LONDON -- Formula One's governing body is sticking to its plans for a budget cap to avoid a "financial arms race," despite threats from key teams to pull out of the sport if the plan is implemented.
Ferrari and other teams say they will withdraw from competition unless plans for a voluntary $60 million budget cap are scrapped.
All 10 current entrants were announced in the 2010 lineup by the FIA last week, despite an ongoing rift between them and the Formula One Teams Association
FOTA financial experts met Monday with their FIA counterparts, but said they were not mandated to discuss the planned financial regulations.
"Indeed, they were not prepared to discuss regulation at all," FIA said Tuesday. "As a result, the meeting could not achieve its purpose of comparing the FIA's rules with the FOTA proposals with a view to finding a common position.
"In default of a proper dialogue, the FOTA financial proposals were discussed but it became clear that these would not be capable of limiting the expenditure of a team which had the resources to outspend its competitors. Another financial arms race would then be inevitable. The FIA financial regulations therefore remain as published."
FOTA had submitted a joint conditional bid to compete next season, but the FIA still listed Ferrari, Red Bull and Toro Rosso as having filed unconditional entries. Five other teams -- McLaren, Renault, Brawn GP, BMW Sauber and Toyota -- were given a week to submit unconditional entries for next season or risk losing their places.
If FOTA and the FIA are unable to reach any agreement over the next few days, the latter has confirmed more new entrants will be named to make up the 13-team, 26-car grid for next season.
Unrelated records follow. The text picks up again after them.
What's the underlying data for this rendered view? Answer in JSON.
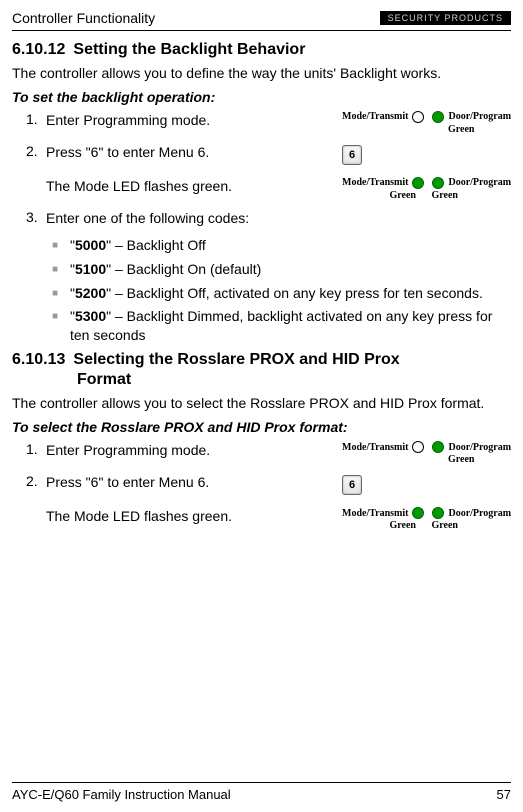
{
  "header": {
    "title": "Controller Functionality",
    "brand": "SECURITY PRODUCTS"
  },
  "s1": {
    "num": "6.10.12",
    "title": "Setting the Backlight Behavior",
    "intro": "The controller allows you to define the way the units' Backlight works.",
    "procTitle": "To set the backlight operation:",
    "step1": {
      "num": "1.",
      "text": "Enter Programming mode."
    },
    "step2": {
      "num": "2.",
      "textPre": " Press \"",
      "bold": "6",
      "textPost": "\" to enter Menu 6."
    },
    "step2b": "The Mode LED flashes green.",
    "step3": {
      "num": "3.",
      "text": "Enter one of the following codes:"
    },
    "bullets": [
      {
        "code": "5000",
        "desc": "\" – Backlight Off"
      },
      {
        "code": "5100",
        "desc": "\" – Backlight On (default)"
      },
      {
        "code": "5200",
        "desc": "\" – Backlight Off, activated on any key press for ten seconds."
      },
      {
        "code": "5300",
        "desc": "\" – Backlight Dimmed, backlight activated on any key press for ten seconds"
      }
    ]
  },
  "s2": {
    "num": "6.10.13",
    "title": "Selecting the Rosslare PROX and HID Prox",
    "title2": "Format",
    "intro": "The controller allows you to select the Rosslare PROX and HID Prox format.",
    "procTitle": "To select the Rosslare PROX and HID Prox format:",
    "step1": {
      "num": "1.",
      "text": "Enter Programming mode."
    },
    "step2": {
      "num": "2.",
      "textPre": " Press \"",
      "bold": "6",
      "textPost": "\" to enter Menu 6."
    },
    "step2b": "The Mode LED flashes green."
  },
  "led": {
    "mode": "Mode/Transmit",
    "door": "Door/Program",
    "green": "Green",
    "key6": "6"
  },
  "footer": {
    "manual": "AYC-E/Q60 Family Instruction Manual",
    "page": "57"
  }
}
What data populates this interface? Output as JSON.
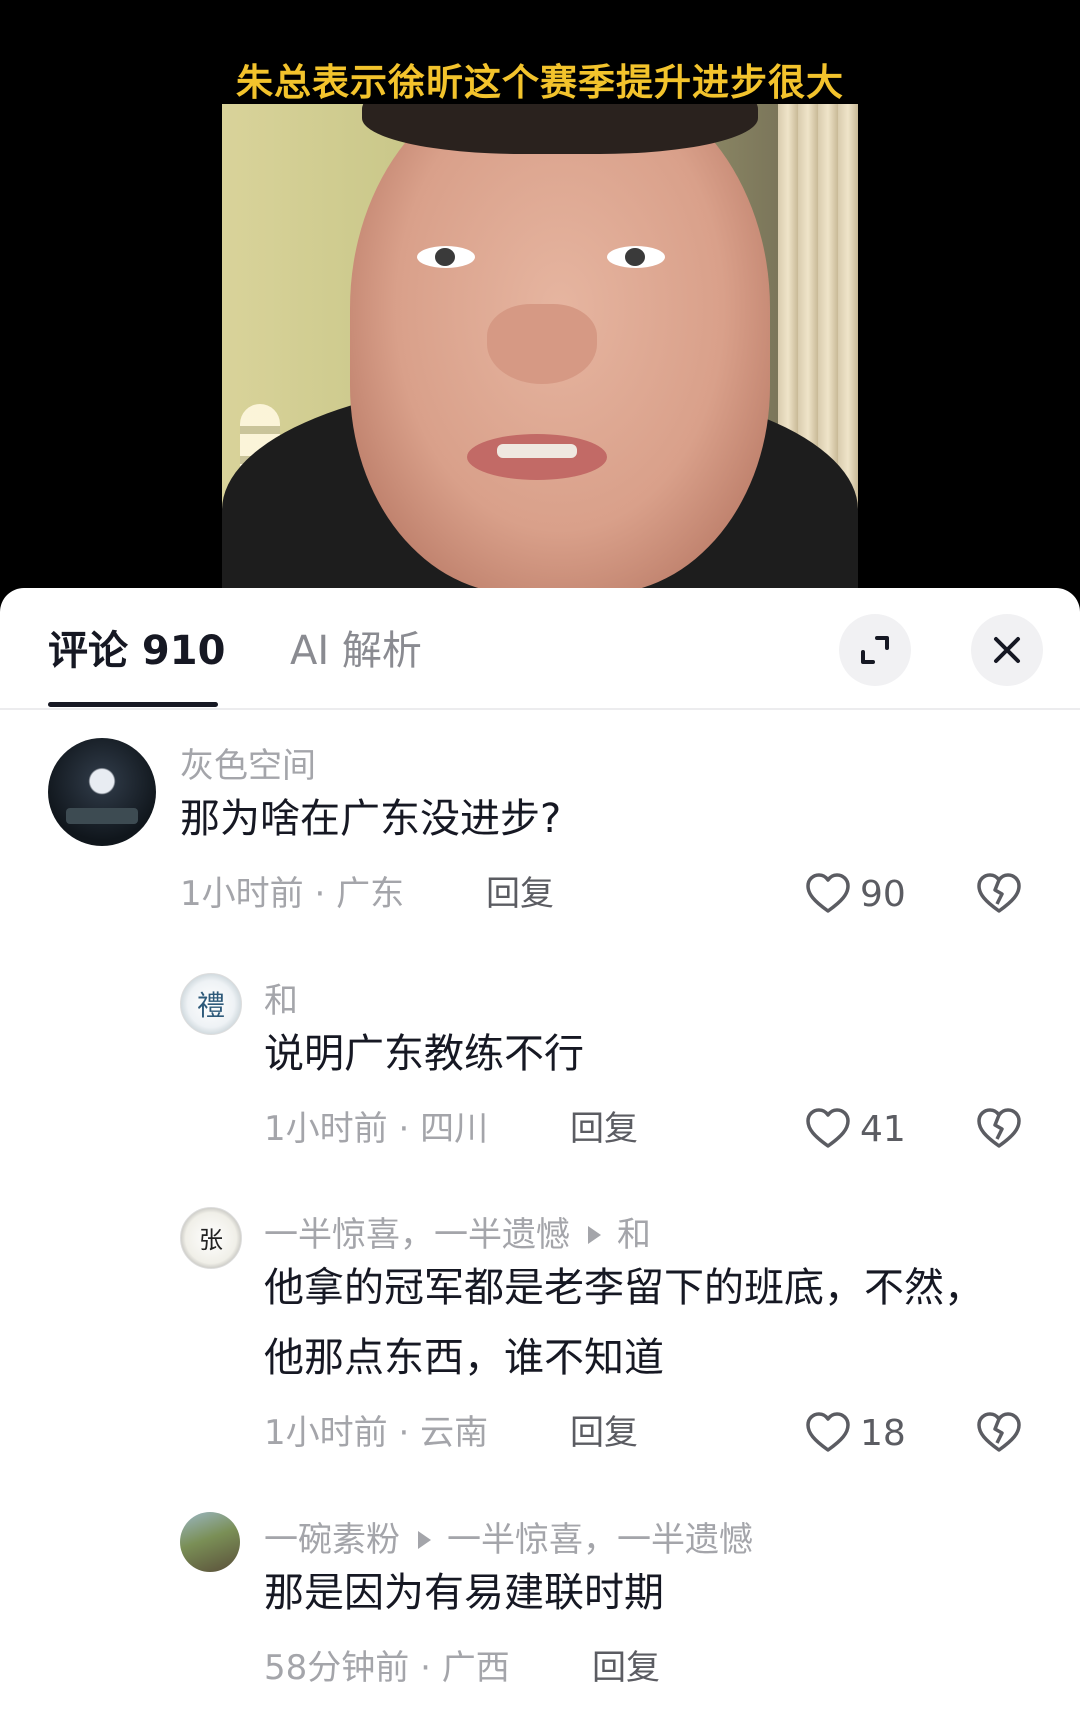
{
  "video": {
    "caption": "朱总表示徐昕这个赛季提升进步很大"
  },
  "tabs": {
    "comments_label": "评论 910",
    "ai_label": "AI 解析"
  },
  "comments": [
    {
      "username": "灰色空间",
      "text": "那为啥在广东没进步?",
      "time": "1小时前",
      "location": "广东",
      "reply_label": "回复",
      "likes": "90"
    },
    {
      "username": "和",
      "avatar_char": "禮",
      "text": "说明广东教练不行",
      "time": "1小时前",
      "location": "四川",
      "reply_label": "回复",
      "likes": "41"
    },
    {
      "username": "一半惊喜，一半遗憾",
      "reply_to": "和",
      "avatar_char": "张",
      "text_line1": "他拿的冠军都是老李留下的班底，不然，",
      "text_line2": "他那点东西，谁不知道",
      "time": "1小时前",
      "location": "云南",
      "reply_label": "回复",
      "likes": "18"
    },
    {
      "username": "一碗素粉",
      "reply_to": "一半惊喜，一半遗憾",
      "text": "那是因为有易建联时期",
      "time": "58分钟前",
      "location": "广西",
      "reply_label": "回复"
    }
  ],
  "colors": {
    "caption": "#f3c32c",
    "primary_text": "#161823",
    "secondary_text": "#a4a5aa"
  }
}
The three new entrants next season are Campos Grand Prix of Spain, Britain-based Manor and American team US F1.